Bloomberg the Company & Products

Bloomberg Anywhere Login


Connecting decision makers to a dynamic network of information, people and ideas, Bloomberg quickly and accurately delivers business and financial information, news and insight around the world.


Financial Products

Enterprise Products


Customer Support

  • Americas

    +1 212 318 2000

  • Europe, Middle East, & Africa

    +44 20 7330 7500

  • Asia Pacific

    +65 6212 1000


Industry Products

Media Services

Follow Us

Arab Bank Gets U.S. Supreme Court Query in Terrorism Case

Oct. 21 (Bloomberg) -- The U.S. Supreme Court asked the Obama administration for advice on sanctions imposed against Arab Bank Plc in a lawsuit by victims of overseas terrorist attacks.

A judge imposed the penalty after Arab Bank disobeyed court orders to turn over account records. In its Supreme Court appeal, the bank argues that it can’t supply the information without violating the criminal laws of Jordan, Lebanon and the Palestinian territories.

The sanctions would potentially make it easier for the victims to prove their case at trial. Jurors would be told they could infer from the Amman, Jordan-based bank’s failure to produce the documents that it intentionally provided financial services to terrorist groups.

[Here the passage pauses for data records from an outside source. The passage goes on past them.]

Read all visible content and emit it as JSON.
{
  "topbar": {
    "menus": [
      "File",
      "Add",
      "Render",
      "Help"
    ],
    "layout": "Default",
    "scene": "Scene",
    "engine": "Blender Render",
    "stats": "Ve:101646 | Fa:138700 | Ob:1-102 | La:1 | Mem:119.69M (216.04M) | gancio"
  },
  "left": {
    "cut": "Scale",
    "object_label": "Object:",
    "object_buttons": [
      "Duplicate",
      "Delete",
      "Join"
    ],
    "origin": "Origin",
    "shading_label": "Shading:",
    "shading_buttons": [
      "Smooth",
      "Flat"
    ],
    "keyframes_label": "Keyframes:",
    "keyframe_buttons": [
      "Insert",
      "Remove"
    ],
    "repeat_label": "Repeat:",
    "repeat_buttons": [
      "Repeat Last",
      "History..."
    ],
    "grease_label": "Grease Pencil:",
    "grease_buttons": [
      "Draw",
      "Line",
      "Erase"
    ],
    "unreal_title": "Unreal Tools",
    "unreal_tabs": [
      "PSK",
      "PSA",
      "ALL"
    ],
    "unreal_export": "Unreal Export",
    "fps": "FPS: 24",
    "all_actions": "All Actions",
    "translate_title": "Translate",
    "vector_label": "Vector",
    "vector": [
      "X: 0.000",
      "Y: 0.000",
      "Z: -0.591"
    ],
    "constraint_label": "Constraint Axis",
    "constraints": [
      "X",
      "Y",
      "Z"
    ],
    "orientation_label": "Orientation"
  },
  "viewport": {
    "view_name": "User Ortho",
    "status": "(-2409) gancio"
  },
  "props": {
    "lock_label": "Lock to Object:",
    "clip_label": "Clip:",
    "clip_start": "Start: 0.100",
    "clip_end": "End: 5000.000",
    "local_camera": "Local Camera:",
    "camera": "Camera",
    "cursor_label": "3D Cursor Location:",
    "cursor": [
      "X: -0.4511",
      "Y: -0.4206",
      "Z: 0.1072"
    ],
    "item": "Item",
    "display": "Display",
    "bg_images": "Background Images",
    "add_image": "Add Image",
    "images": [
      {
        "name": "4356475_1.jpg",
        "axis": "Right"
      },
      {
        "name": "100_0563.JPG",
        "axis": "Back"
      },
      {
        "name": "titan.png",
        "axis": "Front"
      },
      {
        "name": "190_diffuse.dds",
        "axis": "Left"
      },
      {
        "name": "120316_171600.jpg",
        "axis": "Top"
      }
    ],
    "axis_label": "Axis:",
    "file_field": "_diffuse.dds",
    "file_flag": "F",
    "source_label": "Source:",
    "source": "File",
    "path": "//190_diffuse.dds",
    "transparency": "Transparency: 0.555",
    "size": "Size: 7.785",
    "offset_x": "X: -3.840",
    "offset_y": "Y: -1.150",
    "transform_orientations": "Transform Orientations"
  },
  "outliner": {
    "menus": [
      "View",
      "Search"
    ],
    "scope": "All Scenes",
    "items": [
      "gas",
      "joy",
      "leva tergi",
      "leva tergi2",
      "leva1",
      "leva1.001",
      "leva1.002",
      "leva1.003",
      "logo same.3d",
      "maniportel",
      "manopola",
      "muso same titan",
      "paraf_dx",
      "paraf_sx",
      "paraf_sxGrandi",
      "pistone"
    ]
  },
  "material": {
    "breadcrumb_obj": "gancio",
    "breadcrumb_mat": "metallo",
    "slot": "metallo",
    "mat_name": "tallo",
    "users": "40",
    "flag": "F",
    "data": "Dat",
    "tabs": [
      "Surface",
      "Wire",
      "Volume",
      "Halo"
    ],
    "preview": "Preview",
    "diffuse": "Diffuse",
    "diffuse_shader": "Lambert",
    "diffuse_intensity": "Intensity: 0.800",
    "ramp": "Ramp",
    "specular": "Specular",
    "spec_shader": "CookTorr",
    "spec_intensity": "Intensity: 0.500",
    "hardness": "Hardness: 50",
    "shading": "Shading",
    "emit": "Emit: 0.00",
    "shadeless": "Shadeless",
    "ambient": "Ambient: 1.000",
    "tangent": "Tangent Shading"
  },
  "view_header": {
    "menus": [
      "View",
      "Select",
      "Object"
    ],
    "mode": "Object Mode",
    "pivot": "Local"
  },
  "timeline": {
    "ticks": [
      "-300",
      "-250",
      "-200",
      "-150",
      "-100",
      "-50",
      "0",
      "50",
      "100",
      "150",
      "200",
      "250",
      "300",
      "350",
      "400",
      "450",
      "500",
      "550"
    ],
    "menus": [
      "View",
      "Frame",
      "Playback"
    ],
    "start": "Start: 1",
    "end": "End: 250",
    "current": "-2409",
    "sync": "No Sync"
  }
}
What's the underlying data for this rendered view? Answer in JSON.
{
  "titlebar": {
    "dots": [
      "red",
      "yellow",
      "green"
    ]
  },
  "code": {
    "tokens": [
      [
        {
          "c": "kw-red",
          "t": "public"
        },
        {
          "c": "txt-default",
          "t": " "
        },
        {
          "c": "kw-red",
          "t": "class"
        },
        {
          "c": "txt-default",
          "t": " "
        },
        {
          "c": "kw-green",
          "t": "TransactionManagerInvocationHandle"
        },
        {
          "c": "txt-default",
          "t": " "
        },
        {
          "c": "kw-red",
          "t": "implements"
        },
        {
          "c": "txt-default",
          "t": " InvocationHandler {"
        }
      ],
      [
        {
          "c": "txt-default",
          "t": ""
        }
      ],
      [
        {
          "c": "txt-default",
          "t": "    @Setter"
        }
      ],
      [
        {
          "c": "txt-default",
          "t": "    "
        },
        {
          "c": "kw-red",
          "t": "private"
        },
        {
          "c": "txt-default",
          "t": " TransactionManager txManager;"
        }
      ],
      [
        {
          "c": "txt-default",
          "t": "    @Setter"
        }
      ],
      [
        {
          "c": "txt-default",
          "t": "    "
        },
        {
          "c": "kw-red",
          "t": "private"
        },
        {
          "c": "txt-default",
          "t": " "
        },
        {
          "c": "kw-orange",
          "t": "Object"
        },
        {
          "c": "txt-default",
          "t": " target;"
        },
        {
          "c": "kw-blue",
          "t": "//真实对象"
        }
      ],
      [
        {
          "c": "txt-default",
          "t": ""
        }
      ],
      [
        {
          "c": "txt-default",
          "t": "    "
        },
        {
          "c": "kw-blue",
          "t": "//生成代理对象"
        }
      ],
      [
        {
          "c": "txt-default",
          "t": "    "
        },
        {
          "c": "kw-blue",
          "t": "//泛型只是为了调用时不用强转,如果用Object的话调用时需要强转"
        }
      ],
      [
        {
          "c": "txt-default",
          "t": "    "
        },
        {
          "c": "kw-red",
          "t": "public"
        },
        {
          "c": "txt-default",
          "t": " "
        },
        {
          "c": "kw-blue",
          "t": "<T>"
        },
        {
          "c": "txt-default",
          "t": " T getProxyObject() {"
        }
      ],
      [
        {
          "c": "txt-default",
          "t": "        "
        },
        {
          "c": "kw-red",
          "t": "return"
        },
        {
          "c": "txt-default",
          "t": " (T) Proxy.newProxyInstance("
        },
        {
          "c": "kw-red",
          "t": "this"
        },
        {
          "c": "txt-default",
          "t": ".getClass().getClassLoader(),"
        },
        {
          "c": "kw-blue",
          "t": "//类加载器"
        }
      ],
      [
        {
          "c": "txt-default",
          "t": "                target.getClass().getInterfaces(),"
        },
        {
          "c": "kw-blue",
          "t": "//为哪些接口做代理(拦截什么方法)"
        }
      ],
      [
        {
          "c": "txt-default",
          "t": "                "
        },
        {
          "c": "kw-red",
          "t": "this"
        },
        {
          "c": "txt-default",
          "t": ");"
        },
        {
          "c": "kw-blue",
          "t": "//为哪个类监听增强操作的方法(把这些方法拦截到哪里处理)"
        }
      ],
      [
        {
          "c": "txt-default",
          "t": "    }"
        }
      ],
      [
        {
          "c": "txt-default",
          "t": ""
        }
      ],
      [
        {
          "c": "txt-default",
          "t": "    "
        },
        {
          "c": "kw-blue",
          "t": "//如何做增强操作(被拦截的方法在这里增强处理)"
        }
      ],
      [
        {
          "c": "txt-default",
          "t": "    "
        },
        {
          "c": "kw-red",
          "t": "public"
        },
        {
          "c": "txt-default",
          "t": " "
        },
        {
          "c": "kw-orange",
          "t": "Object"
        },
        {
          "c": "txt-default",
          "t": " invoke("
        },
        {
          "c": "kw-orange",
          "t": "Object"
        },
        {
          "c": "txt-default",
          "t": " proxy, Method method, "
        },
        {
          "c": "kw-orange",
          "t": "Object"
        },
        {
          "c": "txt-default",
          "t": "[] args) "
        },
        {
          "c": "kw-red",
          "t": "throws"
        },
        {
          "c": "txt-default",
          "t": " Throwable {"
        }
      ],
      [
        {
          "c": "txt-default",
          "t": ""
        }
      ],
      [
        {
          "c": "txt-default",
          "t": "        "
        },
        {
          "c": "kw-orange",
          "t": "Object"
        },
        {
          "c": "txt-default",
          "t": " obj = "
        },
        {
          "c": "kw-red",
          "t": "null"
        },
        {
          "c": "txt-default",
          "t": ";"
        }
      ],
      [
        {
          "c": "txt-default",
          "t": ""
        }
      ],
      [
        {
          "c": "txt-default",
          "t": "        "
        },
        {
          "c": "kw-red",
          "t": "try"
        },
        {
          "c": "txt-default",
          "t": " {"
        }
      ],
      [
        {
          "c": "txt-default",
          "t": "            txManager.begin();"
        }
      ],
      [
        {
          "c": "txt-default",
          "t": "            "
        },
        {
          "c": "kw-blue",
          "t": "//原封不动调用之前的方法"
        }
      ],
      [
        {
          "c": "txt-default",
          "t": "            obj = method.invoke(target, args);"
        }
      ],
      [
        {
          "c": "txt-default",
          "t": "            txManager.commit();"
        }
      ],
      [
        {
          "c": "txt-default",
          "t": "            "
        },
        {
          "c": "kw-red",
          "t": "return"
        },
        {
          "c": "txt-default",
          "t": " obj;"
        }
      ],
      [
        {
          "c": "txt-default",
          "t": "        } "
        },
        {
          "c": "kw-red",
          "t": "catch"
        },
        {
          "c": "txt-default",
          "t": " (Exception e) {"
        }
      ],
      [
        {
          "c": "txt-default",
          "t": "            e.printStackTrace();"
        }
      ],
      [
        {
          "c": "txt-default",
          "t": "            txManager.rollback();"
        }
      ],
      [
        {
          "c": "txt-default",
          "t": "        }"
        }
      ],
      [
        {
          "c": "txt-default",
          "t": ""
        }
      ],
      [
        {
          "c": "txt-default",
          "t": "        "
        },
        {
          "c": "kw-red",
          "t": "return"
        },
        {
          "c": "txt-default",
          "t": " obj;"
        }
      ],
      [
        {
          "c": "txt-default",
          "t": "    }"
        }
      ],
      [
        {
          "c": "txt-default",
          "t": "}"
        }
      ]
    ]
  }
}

A trial has been scheduled to start in April in federal court in Brooklyn, New York. The case would be the first U.S. trial in a terrorism-financing suit against a bank.

The dispute centers on allegations that Arab Bank backed 24 attacks from 1995 to 2004 in Israel and the Palestinian territories perpetrated by Hamas, the militant Islamic group considered a terrorist organization by the U.S. and European Union. The bank allegedly helped provide payments to the families of suicide bombers.

Arab Bank faces hundreds of claims under the U.S. Anti-Terrorism Act. The lead lawsuit is being pressed by six American families, including Courtney Linde, whose husband, John Linde Jr., was killed in 2003 while working as a private security guard in the Gaza Strip.

Limited Defense

Under the sanctions, imposed by U.S. District Judge Nina Gershon and left intact by a federal appeals court, Arab Bank would be limited in the defenses it could mount. The lender would be barred from using any of the withheld evidence at trial and from making any argument that might have been disproven using the account information.

In August, a judge threw out thousands of claims pressed by non-Americans under a different law, the Alien Tort Statute. That ruling followed a Supreme Court decision limiting the law’s reach.

The high court directed its request today to U.S. Solicitor General Donald Verrilli, the administration’s top courtroom lawyer.

The Supreme Court case is Arab Bank v. Linde, 12-1485. The district court case is Linde v. Arab Bank Plc, 04-cv-02799, U.S. District Court, Eastern District of New York (Brooklyn).

To contact the reporter on this story: Greg Stohr in Washington at

Please upgrade your Browser

Your browser is out-of-date. Please download one of these excellent browsers:

Chrome, Firefox, Safari, Opera or Internet Explorer.